RESULTS

Overall, there were no statistically significant differences in mortality, morbidity, or efficiency between the earlier and later quarters of the academic year, a finding that also held true among neurosurgical subspecialties and among postgraduate levels of training. There was, however, a slight increase in intraoperative transfusions associated with the transitional period in July (6.41% of procedures in Q4 compared to 7.99% in Q1 of the prior calendar year; p = 0.0005), which primarily occurred in cases involving junior (2nd- to 4th-year) residents. In addition, there was an increased rate of reoperation (1.73% in Q4 to 2.19% in Q1; p < 0.0001) observed mainly among senior (5th- to 7th-year) residents in the early academic months and not paralleled in our community cohort.

CONCLUSIONS

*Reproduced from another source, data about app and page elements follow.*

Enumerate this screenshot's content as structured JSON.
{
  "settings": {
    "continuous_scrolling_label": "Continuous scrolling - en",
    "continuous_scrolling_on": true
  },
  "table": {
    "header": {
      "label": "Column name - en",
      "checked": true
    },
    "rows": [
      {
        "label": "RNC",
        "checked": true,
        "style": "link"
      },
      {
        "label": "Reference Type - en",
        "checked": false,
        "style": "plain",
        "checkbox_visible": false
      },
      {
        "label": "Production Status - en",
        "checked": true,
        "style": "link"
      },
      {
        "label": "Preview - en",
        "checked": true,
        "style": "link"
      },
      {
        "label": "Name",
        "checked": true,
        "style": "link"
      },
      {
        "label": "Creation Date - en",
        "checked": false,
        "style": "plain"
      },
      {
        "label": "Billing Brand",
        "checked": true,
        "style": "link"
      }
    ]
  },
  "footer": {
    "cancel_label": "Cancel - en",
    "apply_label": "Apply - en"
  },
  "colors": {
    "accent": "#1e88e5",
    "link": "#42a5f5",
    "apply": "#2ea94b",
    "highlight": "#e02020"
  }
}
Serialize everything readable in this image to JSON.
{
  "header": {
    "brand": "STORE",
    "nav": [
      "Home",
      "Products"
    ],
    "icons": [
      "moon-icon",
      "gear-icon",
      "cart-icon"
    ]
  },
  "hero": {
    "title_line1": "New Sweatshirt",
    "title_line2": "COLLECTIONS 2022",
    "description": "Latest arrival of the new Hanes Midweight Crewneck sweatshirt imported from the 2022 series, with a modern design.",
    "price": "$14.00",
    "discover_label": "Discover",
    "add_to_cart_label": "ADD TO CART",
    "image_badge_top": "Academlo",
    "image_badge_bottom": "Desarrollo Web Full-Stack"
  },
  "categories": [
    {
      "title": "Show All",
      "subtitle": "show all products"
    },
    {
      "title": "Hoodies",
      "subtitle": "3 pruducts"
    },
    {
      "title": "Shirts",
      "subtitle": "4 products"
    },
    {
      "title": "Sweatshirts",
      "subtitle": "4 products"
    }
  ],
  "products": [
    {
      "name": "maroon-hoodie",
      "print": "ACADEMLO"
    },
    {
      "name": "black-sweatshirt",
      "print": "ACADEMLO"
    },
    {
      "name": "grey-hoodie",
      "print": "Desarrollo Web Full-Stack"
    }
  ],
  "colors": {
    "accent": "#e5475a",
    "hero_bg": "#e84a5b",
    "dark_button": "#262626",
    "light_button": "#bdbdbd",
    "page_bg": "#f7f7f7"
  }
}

There is minimal evidence for a significant July Effect in adult neurosurgery. Our results suggest that, overall, the current resident training system provides enough guidance and support during this challenging transition period.